Seagrass canopy dynamics

The seagrass-current interaction has been successfully simulated by Verduin and Backhaus (2000) by means of coupling an ocean circulation model (HAMSOM) and a Lagrangian tracer model. The model set-up was basically two-dimensional with a vertical and a horizontal coordinate. A harmonic swell wave travelling into the direction of the positive $ x$-coordinate had been specified at one open boundary.

The seagrass was represented by passive Lagrangian tracers which freely followed the flow as long as they were located inside prescribed excursion limits. The movement was simply frozen when the excursion limit was reached and the flow tendency was to carry them even further out. Only in that situation, the seagrass tracers had an effect on the current speed by exerting a quadratic friction on the flow.

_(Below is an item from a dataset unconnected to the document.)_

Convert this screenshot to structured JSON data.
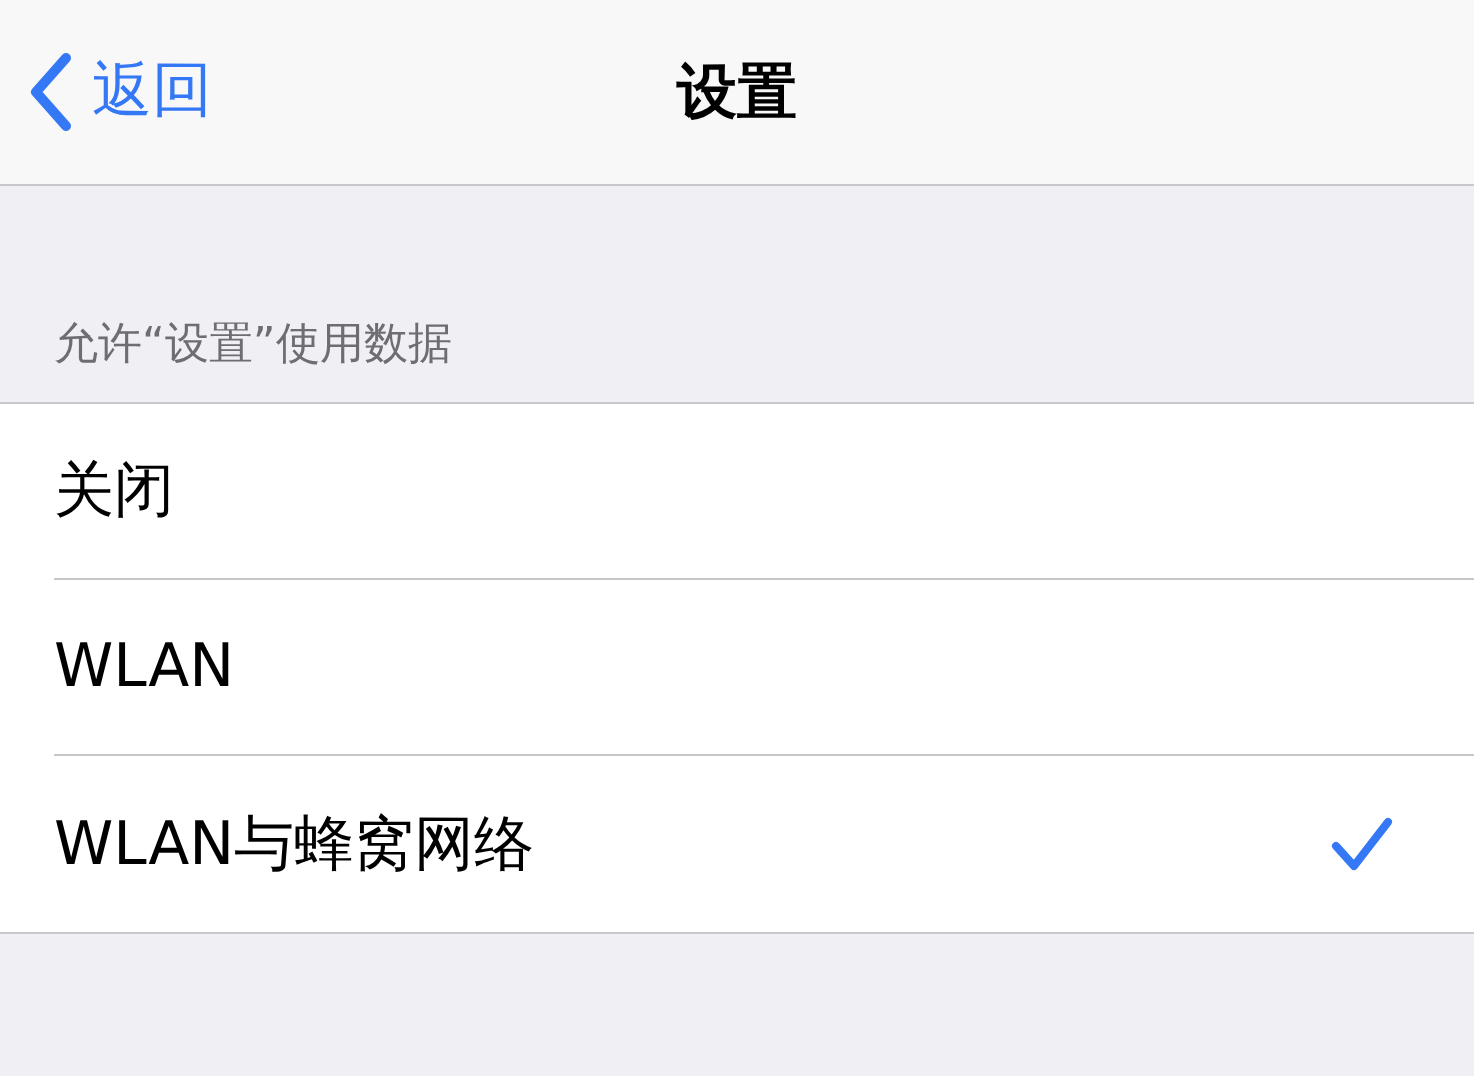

The basic result of Verduin and Backhaus (2000) for a location inside the seagrass meadow was, that the mean kinetic energy had a local maximum just above the upper reach of the seagrass. That was found to be in good agreement with field measurements.

It is interesting to perform the following two experiments:

A:
Now extra turbulence is produced by leaf-current friction, $ \alpha=0$.
B:
All friction losses between leaves and current are converted to turbulence, $ \alpha=1$.

The results for these two experiments are shown in Burchard and Bolding (2000). The sensivity to $ \alpha$ seems to be small, only the profiles of averaged turbulent kinetic energy are significantly influenced. The results of Verduin and Backhaus (2000) are basically reproduced. Especially, the local maximaum of mean kinetic energy just above the upper reach of seagrass is well simulated. The only striking difference is that in our model the seagrass shows an asymmetry for the excursion which is following the residual transport caused by the waves travelling from left to right.

Data files:

seagrass.dat height above bed in m, excursion limit in m, friction coefficient in m$ ^{-1}$.

Karsten Bolding 2012-01-24